ETH

Partner Description

ETHZ is a public University in Zurich/Switzerland focusing on the technical mathematical and natural science areas with ca. 18’000 students, and 500 faculty. The University regularly ranks among the top 10 best universities of the world.

The group of Prof. Wendelin Stark is situated in the Institute of Chemical and Bioengineering within the Department of Chemistry and Applied Biosciences. The group currently comprises 3 Postdocs, 15 PhD students, and several Master students. Whereas the field of interest is broad within the scope of “Functional Materials”, the largest impact has been made in the topics of a) nanotoxicology, b) synthesis of carbon coated metallic nanoparticles and c) novel functional biomedical materials/devices.

Our laboratory is fully equipped for the formation of novel materials (including chemical synthesis, and a strong focus on mixing technologies) as well as characterization tools required for materials analysis (including modern chemical analytics and electron microscopy).

Our research group has > 10 years experience in evaluating both the technical opportunity of novel materials, as also the potential harmful impact of such a technology. The risk side is best displayed in terms of nanotoxicology, where in 2005 we were a leading group establishing the difference nanoparticles have in their toxicological potential compared to the traditional profiling of toxic chemicals.

On the technical opportunity side our research group has significant exchange with industry, including several industrially funded research projects, with industrial partners as small as SMEs, and as large as global Fortune-100 companies. Also it may be added that our research group has resulted in the formation of 7 Spin-Off companies (since 2007), often involving former PhD students and technologies they have developed during their work in our group.

Role in the Project

In the S4CE project, ETH is responsible for the ecotoxicological assessment of novel environmental tracers based on synthetic DNA barcodes encapsulated in silica particles. Due to the low detection limit of DNA (one molecule), the variability of DNA barcodes (billions of possible codes) and the high chemical stability of the silica shell, such particles may be considered as ideal product and product flow tracers. To ensure that such tracers can be used in the environment we are currently investigating the ecotoxicological impact of these materials.

Team

Prof. Dr. Robert Grass, is a titulary Professor at ETH Zurich working on magnetic nanomaterials as well as the digitalization of chemistry using synthetic DNA. He is a co-founder of 3 ETH Spin-Off companies.

Professor Dr. Wendelin J. Stark develops nanomaterial-based solutions for industrial and medical markets.

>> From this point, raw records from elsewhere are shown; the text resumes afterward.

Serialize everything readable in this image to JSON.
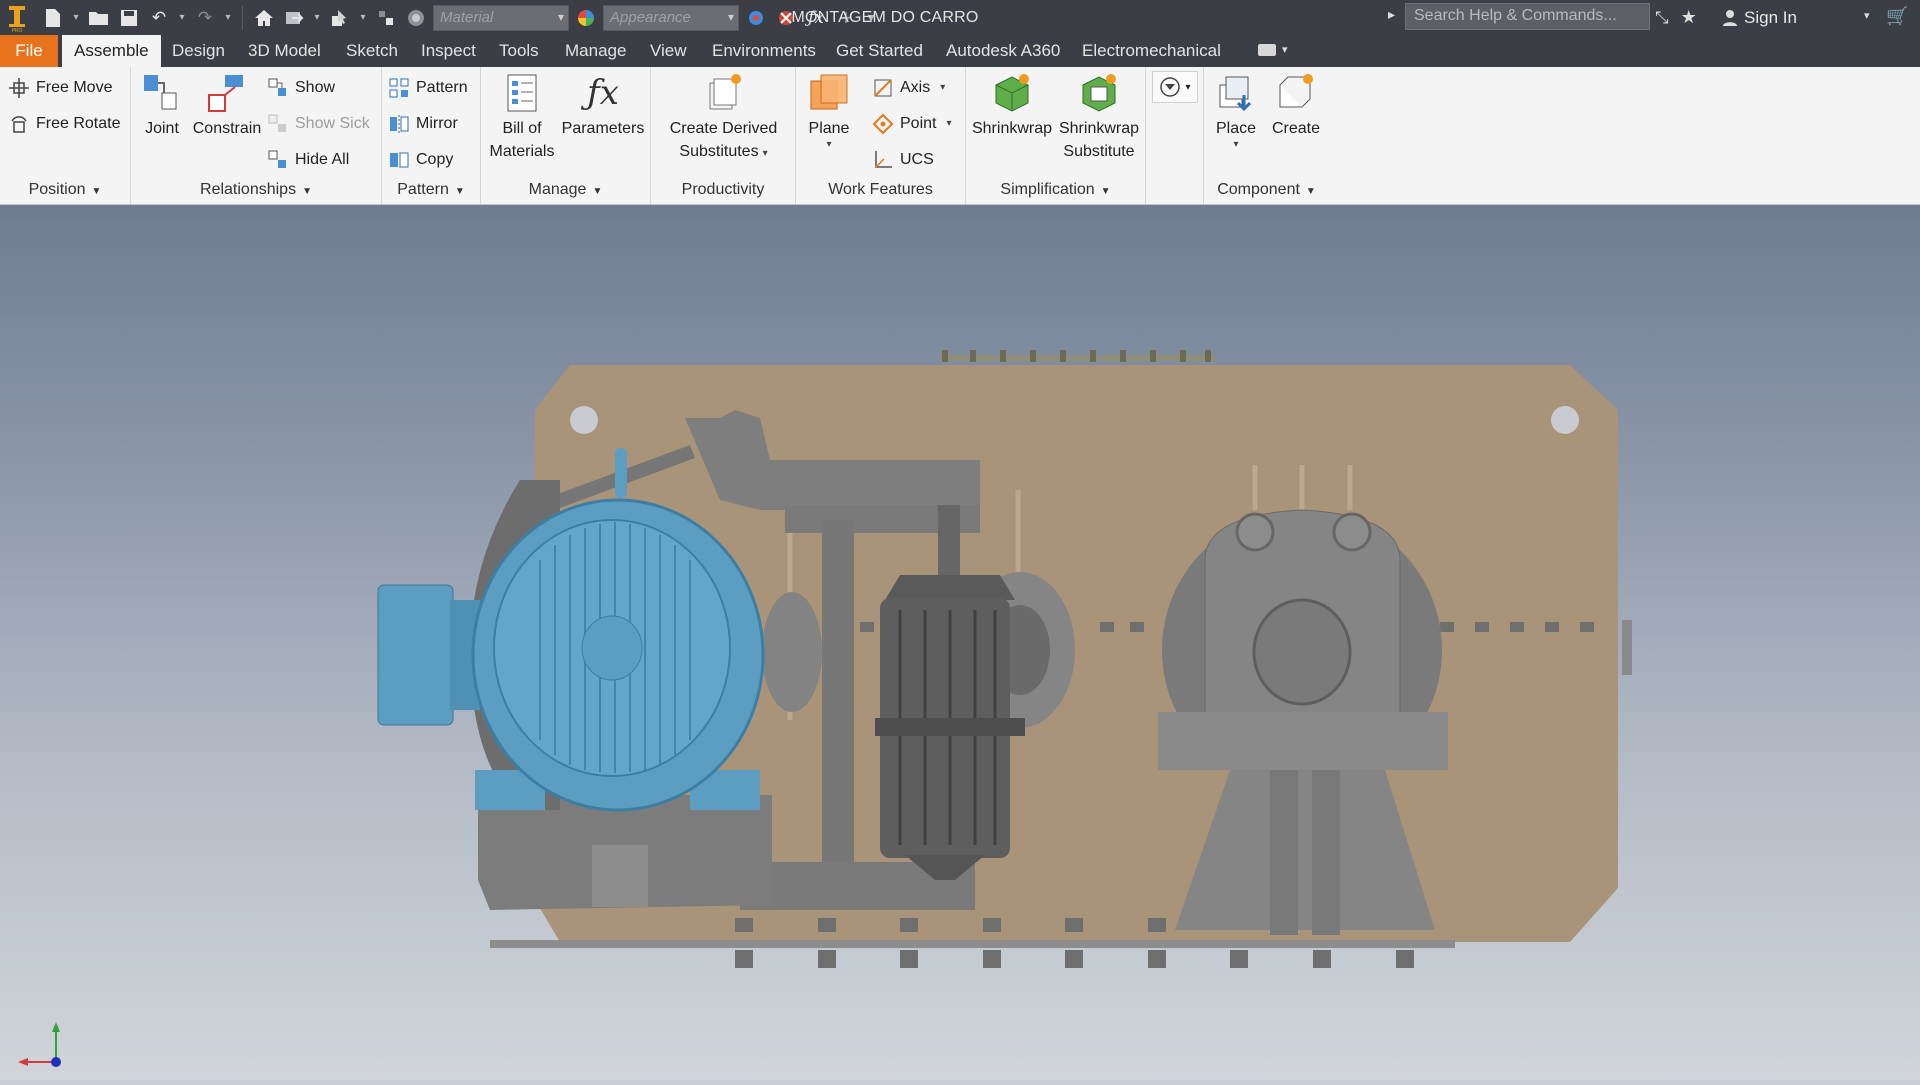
{
  "titlebar": {
    "doc_title": "MONTAGEM DO CARRO",
    "material_placeholder": "Material",
    "appearance_placeholder": "Appearance",
    "search_placeholder": "Search Help & Commands...",
    "sign_in": "Sign In"
  },
  "tabs": [
    "File",
    "Assemble",
    "Design",
    "3D Model",
    "Sketch",
    "Inspect",
    "Tools",
    "Manage",
    "View",
    "Environments",
    "Get Started",
    "Autodesk A360",
    "Electromechanical"
  ],
  "active_tab": "Assemble",
  "ribbon": {
    "position": {
      "label": "Position",
      "free_move": "Free Move",
      "free_rotate": "Free Rotate"
    },
    "relationships": {
      "label": "Relationships",
      "joint": "Joint",
      "constrain": "Constrain",
      "show": "Show",
      "show_sick": "Show Sick",
      "hide_all": "Hide All"
    },
    "pattern": {
      "label": "Pattern",
      "pattern": "Pattern",
      "mirror": "Mirror",
      "copy": "Copy"
    },
    "manage": {
      "label": "Manage",
      "bom_line1": "Bill of",
      "bom_line2": "Materials",
      "parameters": "Parameters"
    },
    "productivity": {
      "label": "Productivity",
      "cds_line1": "Create Derived",
      "cds_line2": "Substitutes"
    },
    "work_features": {
      "label": "Work Features",
      "plane": "Plane",
      "axis": "Axis",
      "point": "Point",
      "ucs": "UCS"
    },
    "simplification": {
      "label": "Simplification",
      "shrinkwrap": "Shrinkwrap",
      "sws_line1": "Shrinkwrap",
      "sws_line2": "Substitute"
    },
    "component": {
      "label": "Component",
      "place": "Place",
      "create": "Create"
    }
  },
  "colors": {
    "titlebar": "#3b3e44",
    "file_tab": "#e8731c",
    "ribbon": "#f4f4f4",
    "motor_blue": "#5b9ec1",
    "base_plate": "#a99479",
    "steel_gray": "#7d7d7d"
  },
  "icons": [
    "app-logo-icon",
    "new-icon",
    "open-icon",
    "save-icon",
    "undo-icon",
    "redo-icon",
    "home-icon",
    "return-icon",
    "select-filter-icon",
    "update-icon",
    "material-sphere-icon",
    "appearance-sphere-icon",
    "adjust-icon",
    "clear-icon",
    "fx-icon",
    "plus-icon",
    "customize-icon",
    "help-arrow-icon",
    "favorites-star-icon",
    "user-icon",
    "cart-icon",
    "view-cube-triad-icon"
  ]
}
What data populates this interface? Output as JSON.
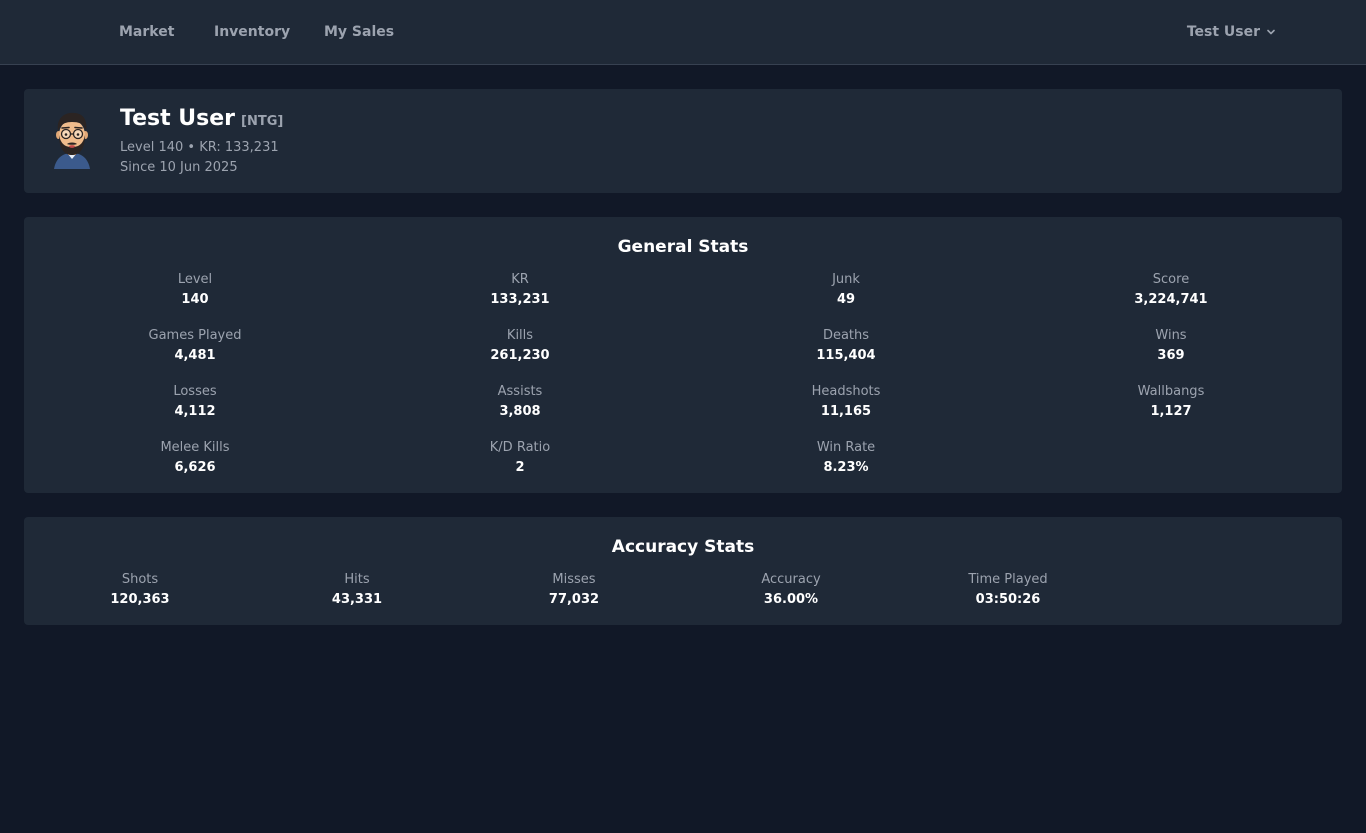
{
  "nav": {
    "links": [
      "Market",
      "Inventory",
      "My Sales"
    ],
    "user_menu_label": "Test User"
  },
  "profile": {
    "name": "Test User",
    "clan": "[NTG]",
    "level_line": "Level 140 • KR: 133,231",
    "since_line": "Since 10 Jun 2025"
  },
  "general_stats": {
    "title": "General Stats",
    "items": [
      {
        "label": "Level",
        "value": "140"
      },
      {
        "label": "KR",
        "value": "133,231"
      },
      {
        "label": "Junk",
        "value": "49"
      },
      {
        "label": "Score",
        "value": "3,224,741"
      },
      {
        "label": "Games Played",
        "value": "4,481"
      },
      {
        "label": "Kills",
        "value": "261,230"
      },
      {
        "label": "Deaths",
        "value": "115,404"
      },
      {
        "label": "Wins",
        "value": "369"
      },
      {
        "label": "Losses",
        "value": "4,112"
      },
      {
        "label": "Assists",
        "value": "3,808"
      },
      {
        "label": "Headshots",
        "value": "11,165"
      },
      {
        "label": "Wallbangs",
        "value": "1,127"
      },
      {
        "label": "Melee Kills",
        "value": "6,626"
      },
      {
        "label": "K/D Ratio",
        "value": "2"
      },
      {
        "label": "Win Rate",
        "value": "8.23%"
      }
    ]
  },
  "accuracy_stats": {
    "title": "Accuracy Stats",
    "items": [
      {
        "label": "Shots",
        "value": "120,363"
      },
      {
        "label": "Hits",
        "value": "43,331"
      },
      {
        "label": "Misses",
        "value": "77,032"
      },
      {
        "label": "Accuracy",
        "value": "36.00%"
      },
      {
        "label": "Time Played",
        "value": "03:50:26"
      }
    ]
  },
  "icons": {
    "user_menu": "chevron-down-icon",
    "avatar": "avatar-emoji-icon"
  },
  "colors": {
    "background": "#111827",
    "card": "#1f2937",
    "muted_text": "#9ca3af",
    "strong_text": "#ffffff"
  }
}
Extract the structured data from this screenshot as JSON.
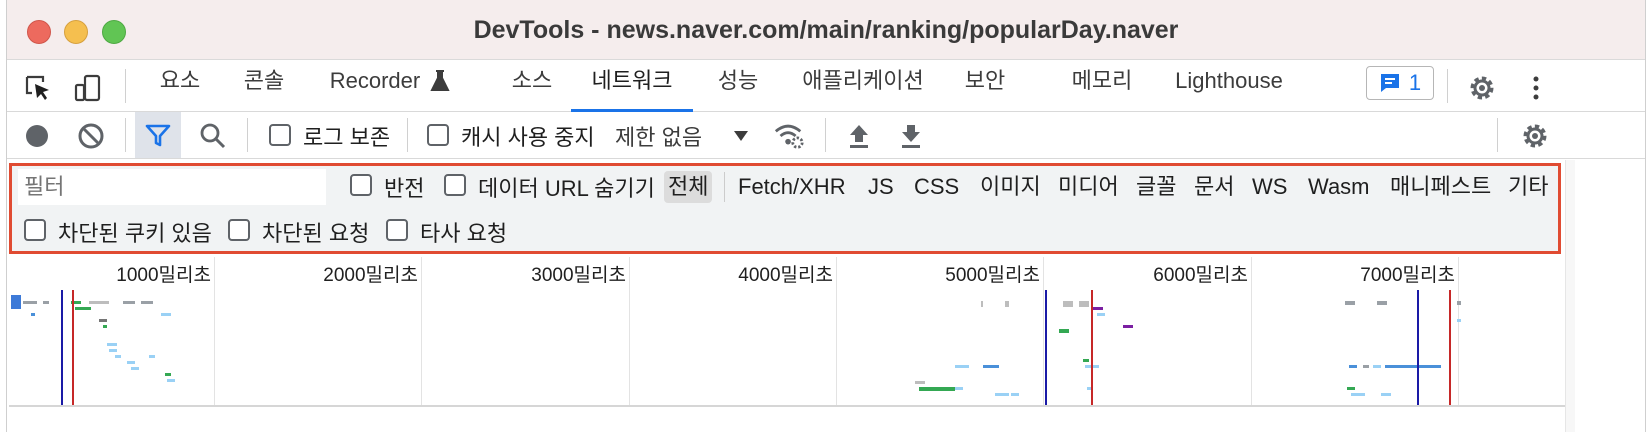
{
  "window": {
    "title": "DevTools - news.naver.com/main/ranking/popularDay.naver"
  },
  "tabs": [
    {
      "label": "요소"
    },
    {
      "label": "콘솔"
    },
    {
      "label": "Recorder"
    },
    {
      "label": "소스"
    },
    {
      "label": "네트워크"
    },
    {
      "label": "성능"
    },
    {
      "label": "애플리케이션"
    },
    {
      "label": "보안"
    },
    {
      "label": "메모리"
    },
    {
      "label": "Lighthouse"
    }
  ],
  "active_tab": "네트워크",
  "issues_badge": {
    "count": "1"
  },
  "toolbar": {
    "preserve_log": "로그 보존",
    "disable_cache": "캐시 사용 중지",
    "throttling": "제한 없음"
  },
  "filter": {
    "placeholder": "필터",
    "invert": "반전",
    "hide_data_urls": "데이터 URL 숨기기",
    "types": [
      "전체",
      "Fetch/XHR",
      "JS",
      "CSS",
      "이미지",
      "미디어",
      "글꼴",
      "문서",
      "WS",
      "Wasm",
      "매니페스트",
      "기타"
    ],
    "active_type": "전체",
    "blocked_cookies": "차단된 쿠키 있음",
    "blocked_requests": "차단된 요청",
    "third_party": "타사 요청"
  },
  "timeline": {
    "ticks": [
      "1000밀리초",
      "2000밀리초",
      "3000밀리초",
      "4000밀리초",
      "5000밀리초",
      "6000밀리초",
      "7000밀리초"
    ]
  },
  "colors": {
    "accent": "#1a73e8",
    "highlight_border": "#e04b32",
    "dom_content_loaded": "#1a1aa6",
    "load": "#c62828"
  }
}
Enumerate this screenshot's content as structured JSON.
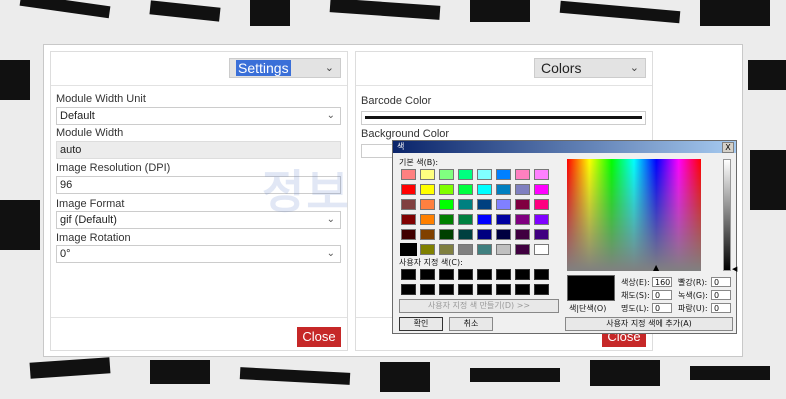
{
  "settings_panel": {
    "header_select": "Settings",
    "module_width_unit": {
      "label": "Module Width Unit",
      "value": "Default"
    },
    "module_width": {
      "label": "Module Width",
      "value": "auto"
    },
    "image_resolution": {
      "label": "Image Resolution (DPI)",
      "value": "96"
    },
    "image_format": {
      "label": "Image Format",
      "value": "gif (Default)"
    },
    "image_rotation": {
      "label": "Image Rotation",
      "value": "0°"
    },
    "close_label": "Close"
  },
  "colors_panel": {
    "header_select": "Colors",
    "barcode_color_label": "Barcode Color",
    "background_color_label": "Background Color",
    "close_label": "Close"
  },
  "color_dialog": {
    "title": "색",
    "close_glyph": "X",
    "basic_colors_label": "기본 색(B):",
    "custom_colors_label": "사용자 지정 색(C):",
    "define_custom_button": "사용자 지정 색 만들기(D) >>",
    "ok_button": "확인",
    "cancel_button": "취소",
    "preview_label": "색|단색(O)",
    "hue_label": "색상(E):",
    "hue_value": "160",
    "sat_label": "채도(S):",
    "sat_value": "0",
    "lum_label": "명도(L):",
    "lum_value": "0",
    "red_label": "빨강(R):",
    "red_value": "0",
    "green_label": "녹색(G):",
    "green_value": "0",
    "blue_label": "파랑(U):",
    "blue_value": "0",
    "add_custom_button": "사용자 지정 색에 추가(A)",
    "basic_colors": [
      "#ff8080",
      "#ffff80",
      "#80ff80",
      "#00ff80",
      "#80ffff",
      "#0080ff",
      "#ff80c0",
      "#ff80ff",
      "#ff0000",
      "#ffff00",
      "#80ff00",
      "#00ff40",
      "#00ffff",
      "#0080c0",
      "#8080c0",
      "#ff00ff",
      "#804040",
      "#ff8040",
      "#00ff00",
      "#008080",
      "#004080",
      "#8080ff",
      "#800040",
      "#ff0080",
      "#800000",
      "#ff8000",
      "#008000",
      "#008040",
      "#0000ff",
      "#0000a0",
      "#800080",
      "#8000ff",
      "#400000",
      "#804000",
      "#004000",
      "#004040",
      "#000080",
      "#000040",
      "#400040",
      "#400080",
      "#000000",
      "#808000",
      "#808040",
      "#808080",
      "#408080",
      "#c0c0c0",
      "#400040",
      "#ffffff"
    ]
  },
  "watermark_text": "정보"
}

He has commercialized over 20 products and cofounded nine companies. He has further formulated key mechanisms in nanomaterial/biology interactions that today form the regulatory basis for industrial nanotech products in Switzerland.

Julian Koch, MSc, studied Chemical Engineering at EPFL in Lausanne and is currently pursuing his PhD at ETH. His research interests are environmental and medical tracing using DNA barcodes encapsulated in silica nanoparticles.